Would you please write out each entry that follows, exactly as written?

** Record extracts follows **

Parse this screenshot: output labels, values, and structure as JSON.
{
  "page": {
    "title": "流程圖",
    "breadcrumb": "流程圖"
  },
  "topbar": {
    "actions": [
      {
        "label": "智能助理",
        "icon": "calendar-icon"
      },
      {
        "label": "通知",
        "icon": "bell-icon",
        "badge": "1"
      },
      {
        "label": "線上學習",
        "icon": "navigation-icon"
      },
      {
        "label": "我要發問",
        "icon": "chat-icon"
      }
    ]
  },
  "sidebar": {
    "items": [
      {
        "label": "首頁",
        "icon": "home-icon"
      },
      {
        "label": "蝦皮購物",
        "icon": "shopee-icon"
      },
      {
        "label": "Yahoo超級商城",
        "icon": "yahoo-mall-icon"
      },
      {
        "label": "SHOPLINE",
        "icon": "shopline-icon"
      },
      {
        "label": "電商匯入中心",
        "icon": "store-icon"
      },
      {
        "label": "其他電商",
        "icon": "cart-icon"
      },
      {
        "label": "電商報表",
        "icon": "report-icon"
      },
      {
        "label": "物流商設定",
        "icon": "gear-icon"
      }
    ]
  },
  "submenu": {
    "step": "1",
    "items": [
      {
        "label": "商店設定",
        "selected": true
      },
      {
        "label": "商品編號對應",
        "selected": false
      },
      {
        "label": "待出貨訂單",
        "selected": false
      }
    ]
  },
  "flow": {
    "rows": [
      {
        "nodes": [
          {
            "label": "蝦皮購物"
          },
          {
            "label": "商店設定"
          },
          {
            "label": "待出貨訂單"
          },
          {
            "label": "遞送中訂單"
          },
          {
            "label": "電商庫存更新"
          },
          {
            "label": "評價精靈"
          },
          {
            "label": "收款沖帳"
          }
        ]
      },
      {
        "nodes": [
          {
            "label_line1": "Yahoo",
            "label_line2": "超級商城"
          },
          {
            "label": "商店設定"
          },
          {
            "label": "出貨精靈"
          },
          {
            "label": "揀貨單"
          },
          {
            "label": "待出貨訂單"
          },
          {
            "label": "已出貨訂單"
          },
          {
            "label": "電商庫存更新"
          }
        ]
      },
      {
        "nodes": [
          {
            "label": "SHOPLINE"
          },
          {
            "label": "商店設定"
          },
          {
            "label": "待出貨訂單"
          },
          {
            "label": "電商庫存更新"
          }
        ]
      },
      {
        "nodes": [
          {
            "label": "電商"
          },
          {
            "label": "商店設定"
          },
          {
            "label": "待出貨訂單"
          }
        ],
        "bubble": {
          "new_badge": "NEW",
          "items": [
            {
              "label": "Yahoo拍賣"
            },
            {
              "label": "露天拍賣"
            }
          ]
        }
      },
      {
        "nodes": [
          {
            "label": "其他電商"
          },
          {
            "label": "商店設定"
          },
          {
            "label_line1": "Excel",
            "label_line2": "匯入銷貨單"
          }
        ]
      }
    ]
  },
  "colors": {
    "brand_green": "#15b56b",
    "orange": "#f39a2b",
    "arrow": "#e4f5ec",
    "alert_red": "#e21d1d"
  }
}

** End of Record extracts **

### Solution for this exercise
Parse this screenshot: output labels, values, and structure as JSON.
{
  "page": {
    "title": "流程圖",
    "breadcrumb": "流程圖"
  },
  "topbar": {
    "actions": [
      {
        "label": "智能助理",
        "icon": "calendar-icon"
      },
      {
        "label": "通知",
        "icon": "bell-icon",
        "badge": "1"
      },
      {
        "label": "線上學習",
        "icon": "navigation-icon"
      },
      {
        "label": "我要發問",
        "icon": "chat-icon"
      }
    ]
  },
  "sidebar": {
    "items": [
      {
        "label": "首頁",
        "icon": "home-icon"
      },
      {
        "label": "蝦皮購物",
        "icon": "shopee-icon"
      },
      {
        "label": "Yahoo超級商城",
        "icon": "yahoo-mall-icon"
      },
      {
        "label": "SHOPLINE",
        "icon": "shopline-icon"
      },
      {
        "label": "電商匯入中心",
        "icon": "store-icon"
      },
      {
        "label": "其他電商",
        "icon": "cart-icon"
      },
      {
        "label": "電商報表",
        "icon": "report-icon"
      },
      {
        "label": "物流商設定",
        "icon": "gear-icon"
      }
    ]
  },
  "submenu": {
    "step": "1",
    "items": [
      {
        "label": "商店設定",
        "selected": true
      },
      {
        "label": "商品編號對應",
        "selected": false
      },
      {
        "label": "待出貨訂單",
        "selected": false
      }
    ]
  },
  "flow": {
    "rows": [
      {
        "nodes": [
          {
            "label": "蝦皮購物"
          },
          {
            "label": "商店設定"
          },
          {
            "label": "待出貨訂單"
          },
          {
            "label": "遞送中訂單"
          },
          {
            "label": "電商庫存更新"
          },
          {
            "label": "評價精靈"
          },
          {
            "label": "收款沖帳"
          }
        ]
      },
      {
        "nodes": [
          {
            "label_line1": "Yahoo",
            "label_line2": "超級商城"
          },
          {
            "label": "商店設定"
          },
          {
            "label": "出貨精靈"
          },
          {
            "label": "揀貨單"
          },
          {
            "label": "待出貨訂單"
          },
          {
            "label": "已出貨訂單"
          },
          {
            "label": "電商庫存更新"
          }
        ]
      },
      {
        "nodes": [
          {
            "label": "SHOPLINE"
          },
          {
            "label": "商店設定"
          },
          {
            "label": "待出貨訂單"
          },
          {
            "label": "電商庫存更新"
          }
        ]
      },
      {
        "nodes": [
          {
            "label": "電商"
          },
          {
            "label": "商店設定"
          },
          {
            "label": "待出貨訂單"
          }
        ],
        "bubble": {
          "new_badge": "NEW",
          "items": [
            {
              "label": "Yahoo拍賣"
            },
            {
              "label": "露天拍賣"
            }
          ]
        }
      },
      {
        "nodes": [
          {
            "label": "其他電商"
          },
          {
            "label": "商店設定"
          },
          {
            "label_line1": "Excel",
            "label_line2": "匯入銷貨單"
          }
        ]
      }
    ]
  },
  "colors": {
    "brand_green": "#15b56b",
    "orange": "#f39a2b",
    "arrow": "#e4f5ec",
    "alert_red": "#e21d1d"
  }
}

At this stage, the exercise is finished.